What needs to be done =
The answer should be each line from the entries below that has the word "TRAVELER" in it.

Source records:
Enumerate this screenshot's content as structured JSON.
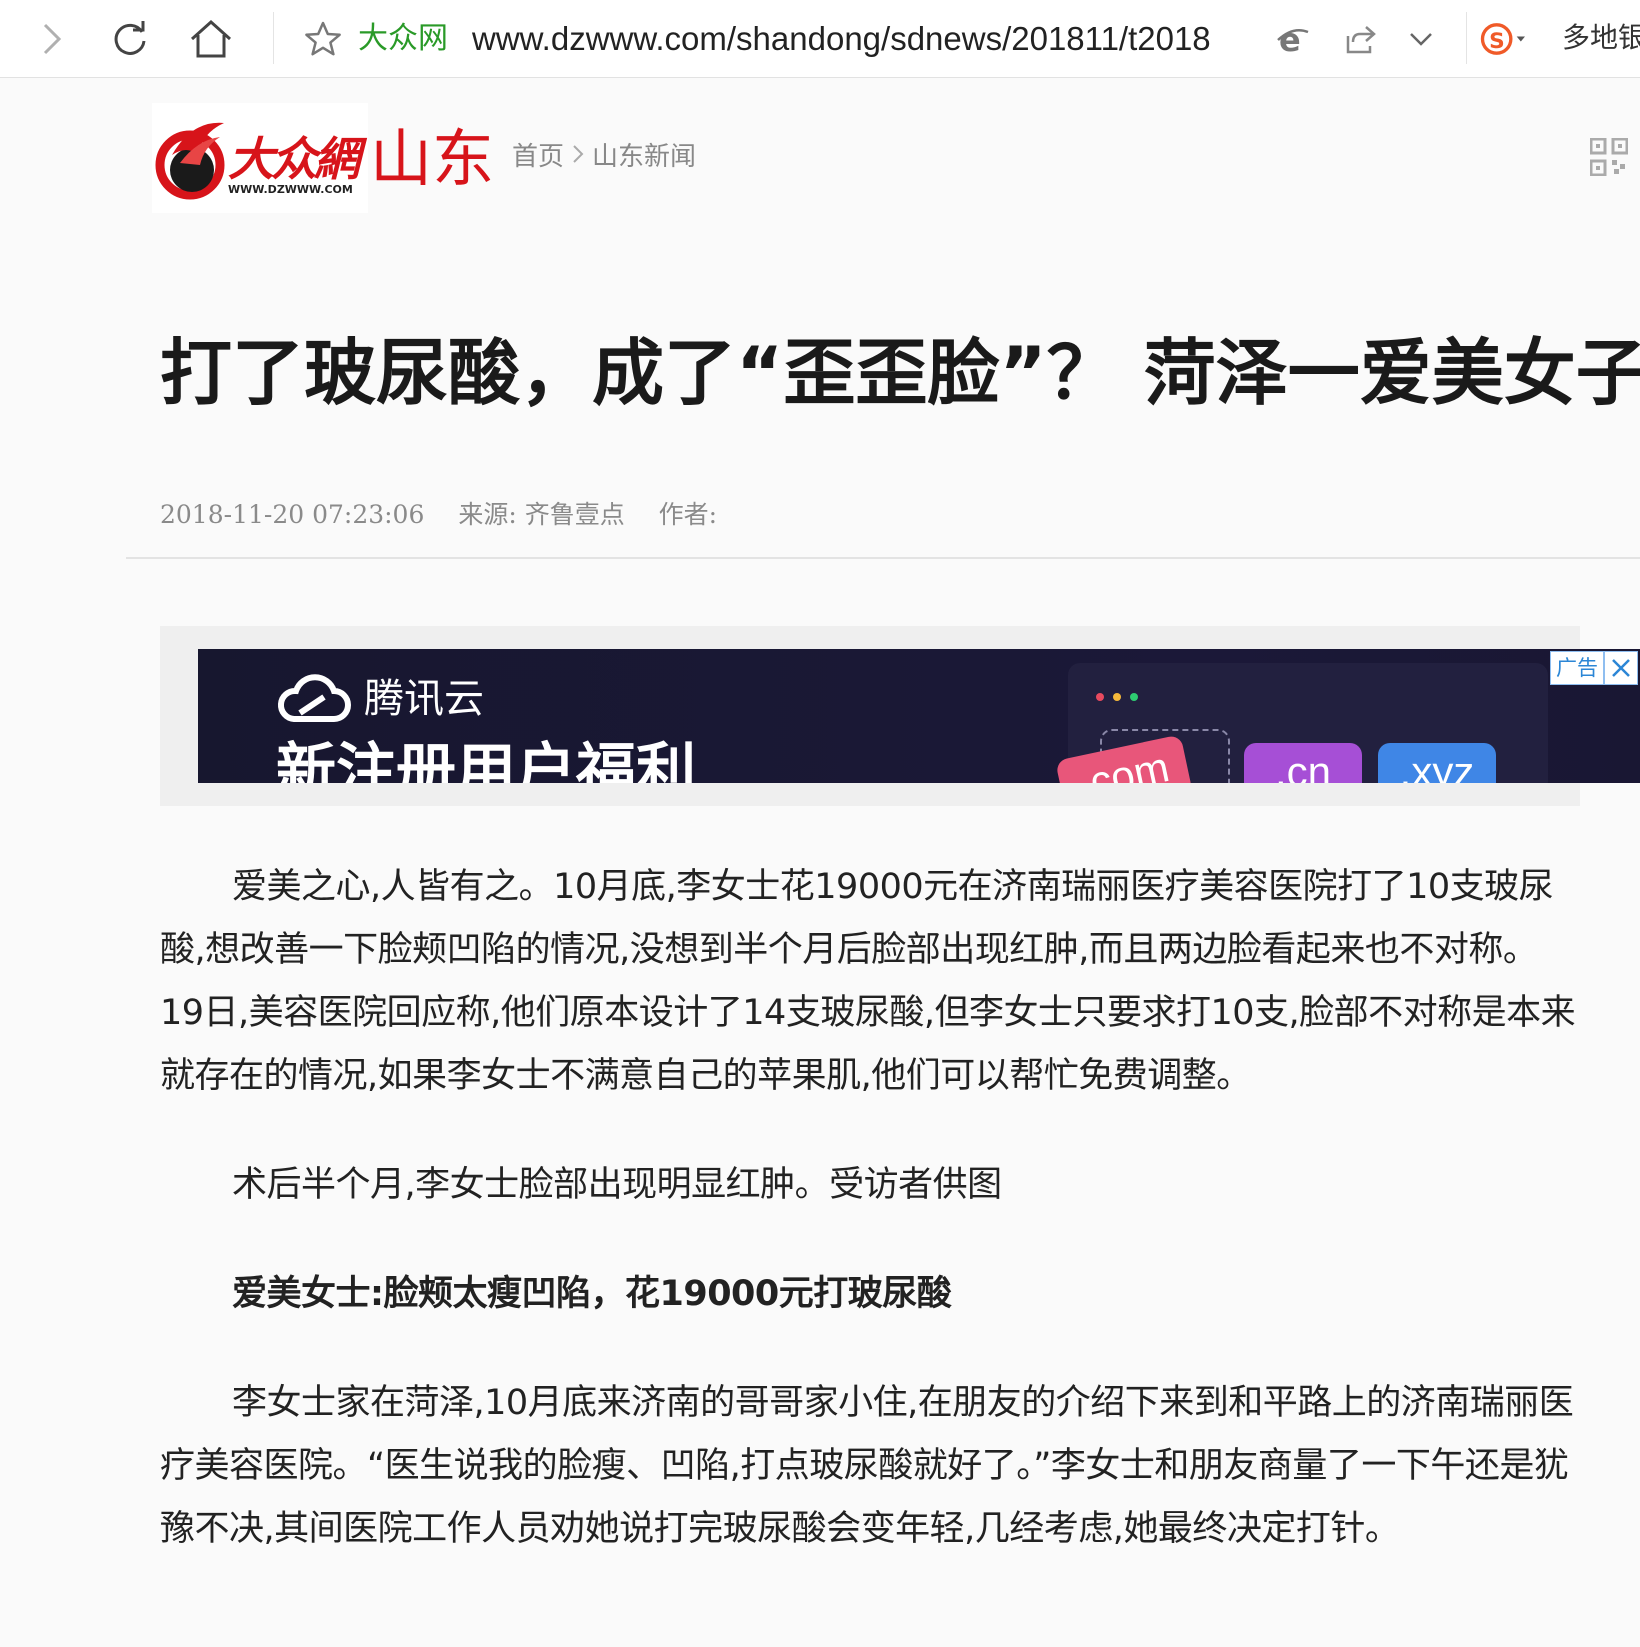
{
  "browser": {
    "site_name": "大众网",
    "url": "www.dzwww.com/shandong/sdnews/201811/t2018",
    "multi_bank_label": "多地银",
    "icons": [
      "forward-icon",
      "refresh-icon",
      "home-icon",
      "favorite-star-icon",
      "ie-compat-icon",
      "share-icon",
      "dropdown-chevron-icon",
      "sogou-icon"
    ]
  },
  "header": {
    "logo_text": "大众網",
    "logo_url_text": "WWW.DZWWW.COM",
    "region": "山东",
    "breadcrumb": [
      "首页",
      "山东新闻"
    ]
  },
  "article": {
    "title": "打了玻尿酸，成了“歪歪脸”？ 菏泽一爱美女子遇",
    "datetime": "2018-11-20 07:23:06",
    "source": "来源: 齐鲁壹点",
    "author": "作者:",
    "paragraphs": [
      "爱美之心,人皆有之。10月底,李女士花19000元在济南瑞丽医疗美容医院打了10支玻尿酸,想改善一下脸颊凹陷的情况,没想到半个月后脸部出现红肿,而且两边脸看起来也不对称。19日,美容医院回应称,他们原本设计了14支玻尿酸,但李女士只要求打10支,脸部不对称是本来就存在的情况,如果李女士不满意自己的苹果肌,他们可以帮忙免费调整。",
      "术后半个月,李女士脸部出现明显红肿。受访者供图",
      "爱美女士:脸颊太瘦凹陷，花19000元打玻尿酸",
      "李女士家在菏泽,10月底来济南的哥哥家小住,在朋友的介绍下来到和平路上的济南瑞丽医疗美容医院。“医生说我的脸瘦、凹陷,打点玻尿酸就好了。”李女士和朋友商量了一下午还是犹豫不决,其间医院工作人员劝她说打完玻尿酸会变年轻,几经考虑,她最终决定打针。"
    ]
  },
  "ad": {
    "brand": "腾讯云",
    "headline": "新注册用户福利",
    "domains": [
      ".com",
      ".cn",
      ".xyz"
    ],
    "tag": "广告",
    "colors": {
      "cn": "#a64fd6",
      "xyz": "#3f86e6",
      "com": "#e8567a"
    }
  }
}
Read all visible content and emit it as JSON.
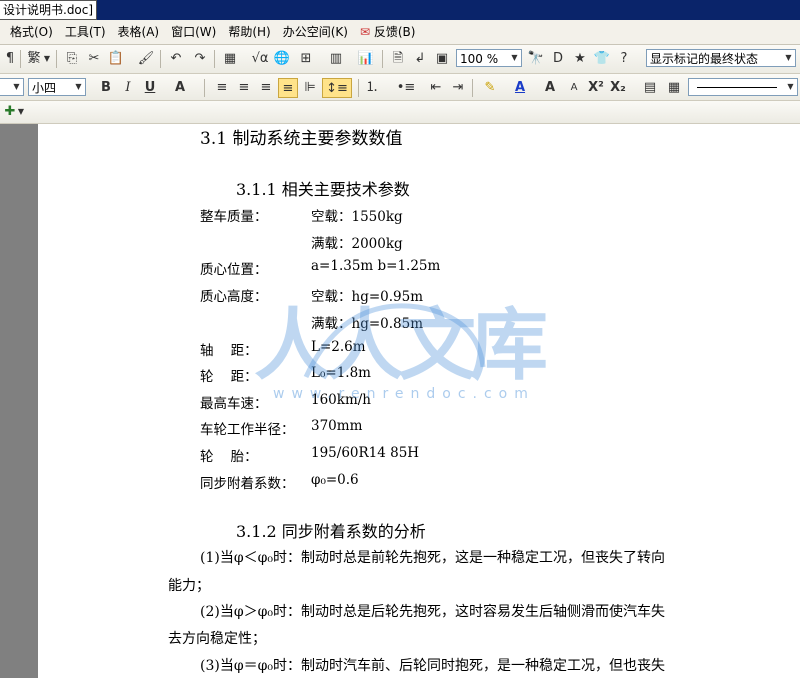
{
  "window": {
    "title": "设计说明书.doc]"
  },
  "menu": [
    "格式(O)",
    "工具(T)",
    "表格(A)",
    "窗口(W)",
    "帮助(H)",
    "办公空间(K)",
    "反馈(B)"
  ],
  "toolbar": {
    "zoom": "100 %",
    "markup_mode": "显示标记的最终状态",
    "trad_char": "繁",
    "font_size": "小四"
  },
  "document": {
    "heading": "3.1 制动系统主要参数数值",
    "section1": "3.1.1 相关主要技术参数",
    "params": [
      {
        "label": "整车质量：",
        "value": "空载：1550kg"
      },
      {
        "label": "",
        "value": "满载：2000kg"
      },
      {
        "label": "质心位置：",
        "value": "a=1.35m  b=1.25m"
      },
      {
        "label": "质心高度：",
        "value": "空载：hg=0.95m"
      },
      {
        "label": "",
        "value": "满载：hg=0.85m"
      },
      {
        "label": "轴    距：",
        "value": "L=2.6m"
      },
      {
        "label": "轮    距：",
        "value": "L₀=1.8m"
      },
      {
        "label": "最高车速：",
        "value": "160km/h"
      },
      {
        "label": "车轮工作半径：",
        "value": "370mm"
      },
      {
        "label": "轮    胎：",
        "value": "195/60R14 85H"
      },
      {
        "label": "同步附着系数：",
        "value": "φ₀=0.6"
      }
    ],
    "section2": "3.1.2 同步附着系数的分析",
    "paragraphs": [
      "(1)当φ＜φ₀时：制动时总是前轮先抱死，这是一种稳定工况，但丧失了转向",
      "能力；",
      "(2)当φ＞φ₀时：制动时总是后轮先抱死，这时容易发生后轴侧滑而使汽车失",
      "去方向稳定性；",
      "(3)当φ＝φ₀时：制动时汽车前、后轮同时抱死，是一种稳定工况，但也丧失"
    ]
  },
  "watermark": {
    "text": "人人文库",
    "url": "www.renrendoc.com"
  },
  "colors": {
    "watermark": "#4a90d9",
    "titlebar": "#0a246a"
  }
}
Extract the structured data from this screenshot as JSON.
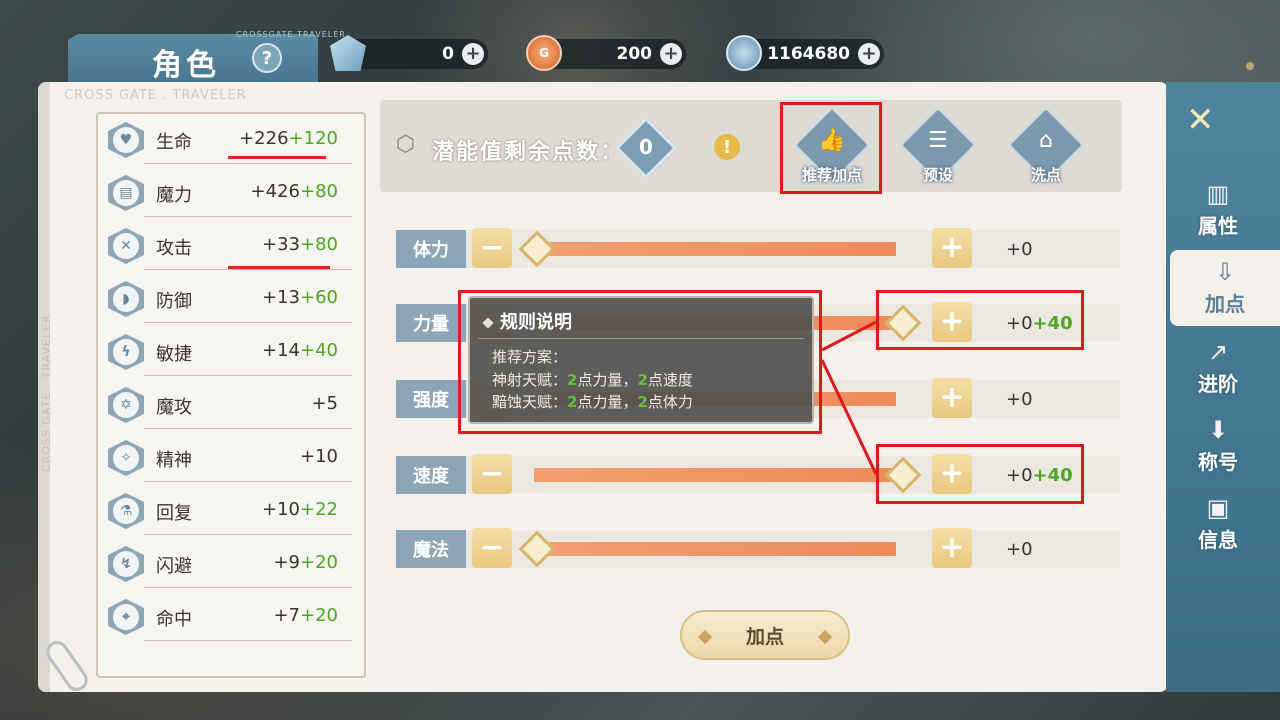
{
  "header": {
    "title": "角色",
    "help_icon": "?",
    "stamp": "CROSSGATE.TRAVELER",
    "currencies": [
      {
        "name": "gem",
        "value": "0",
        "color": "#8fb9d6"
      },
      {
        "name": "coin",
        "value": "200",
        "color": "#e77b3f"
      },
      {
        "name": "silver",
        "value": "1164680",
        "color": "#5f8fb2"
      }
    ],
    "plus": "+"
  },
  "panel": {
    "watermark": "CROSS GATE . TRAVELER",
    "watermark_vertical": "CROSS GATE . TRAVELER"
  },
  "stats": [
    {
      "name": "生命",
      "base": "+226",
      "bonus": "+120",
      "icon": "heart-icon"
    },
    {
      "name": "魔力",
      "base": "+426",
      "bonus": "+80",
      "icon": "book-icon"
    },
    {
      "name": "攻击",
      "base": "+33",
      "bonus": "+80",
      "icon": "swords-icon"
    },
    {
      "name": "防御",
      "base": "+13",
      "bonus": "+60",
      "icon": "shield-icon"
    },
    {
      "name": "敏捷",
      "base": "+14",
      "bonus": "+40",
      "icon": "lightning-icon"
    },
    {
      "name": "魔攻",
      "base": "+5",
      "bonus": "",
      "icon": "hexagram-icon"
    },
    {
      "name": "精神",
      "base": "+10",
      "bonus": "",
      "icon": "compass-icon"
    },
    {
      "name": "回复",
      "base": "+10",
      "bonus": "+22",
      "icon": "flask-icon"
    },
    {
      "name": "闪避",
      "base": "+9",
      "bonus": "+20",
      "icon": "dodge-icon"
    },
    {
      "name": "命中",
      "base": "+7",
      "bonus": "+20",
      "icon": "crosshair-icon"
    }
  ],
  "potential": {
    "label": "潜能值剩余点数：",
    "value": "0",
    "warn": "!"
  },
  "tools": [
    {
      "label": "推荐加点",
      "icon": "thumbs-up-icon"
    },
    {
      "label": "预设",
      "icon": "sliders-icon"
    },
    {
      "label": "洗点",
      "icon": "broom-icon"
    }
  ],
  "attributes": [
    {
      "name": "体力",
      "base": "+0",
      "bonus": "",
      "fill": 0.0
    },
    {
      "name": "力量",
      "base": "+0",
      "bonus": "+40",
      "fill": 1.0
    },
    {
      "name": "强度",
      "base": "+0",
      "bonus": "",
      "fill": 0.0
    },
    {
      "name": "速度",
      "base": "+0",
      "bonus": "+40",
      "fill": 1.0
    },
    {
      "name": "魔法",
      "base": "+0",
      "bonus": "",
      "fill": 0.0
    }
  ],
  "controls": {
    "minus": "−",
    "plus": "+"
  },
  "tooltip": {
    "title": "规则说明",
    "heading": "推荐方案：",
    "lines": [
      {
        "prefix": "神射天赋：",
        "n1": "2",
        "a1": "点力量，",
        "n2": "2",
        "a2": "点速度"
      },
      {
        "prefix": "黯蚀天赋：",
        "n1": "2",
        "a1": "点力量，",
        "n2": "2",
        "a2": "点体力"
      }
    ]
  },
  "confirm_label": "加点",
  "sidebar": {
    "close": "✕",
    "items": [
      {
        "label": "属性",
        "icon": "chart-icon",
        "active": false
      },
      {
        "label": "加点",
        "icon": "inbox-down-icon",
        "active": true
      },
      {
        "label": "进阶",
        "icon": "trend-up-icon",
        "active": false
      },
      {
        "label": "称号",
        "icon": "badge-icon",
        "active": false
      },
      {
        "label": "信息",
        "icon": "profile-icon",
        "active": false
      }
    ]
  },
  "colors": {
    "accent_blue": "#8ca5b7",
    "bonus_green": "#4da624",
    "highlight_red": "#e0191d",
    "slider_orange": "#ee8a5a"
  }
}
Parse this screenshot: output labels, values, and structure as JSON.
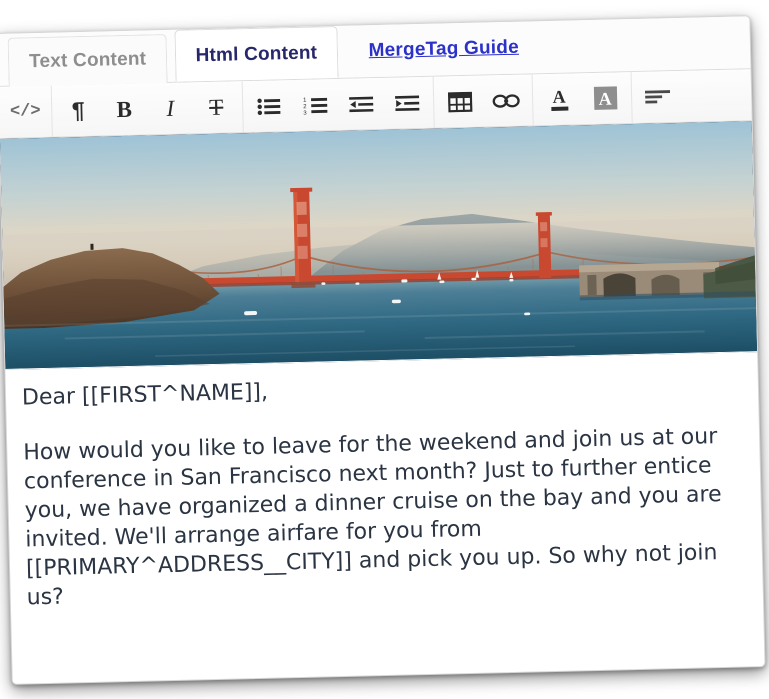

Output below =
    "stamp": "CROSSGATE.TRAVELER",
    "watermark": "CROSS GATE . TRAVELER",
    "watermark_vertical": "CROSS GATE . TRAVELER"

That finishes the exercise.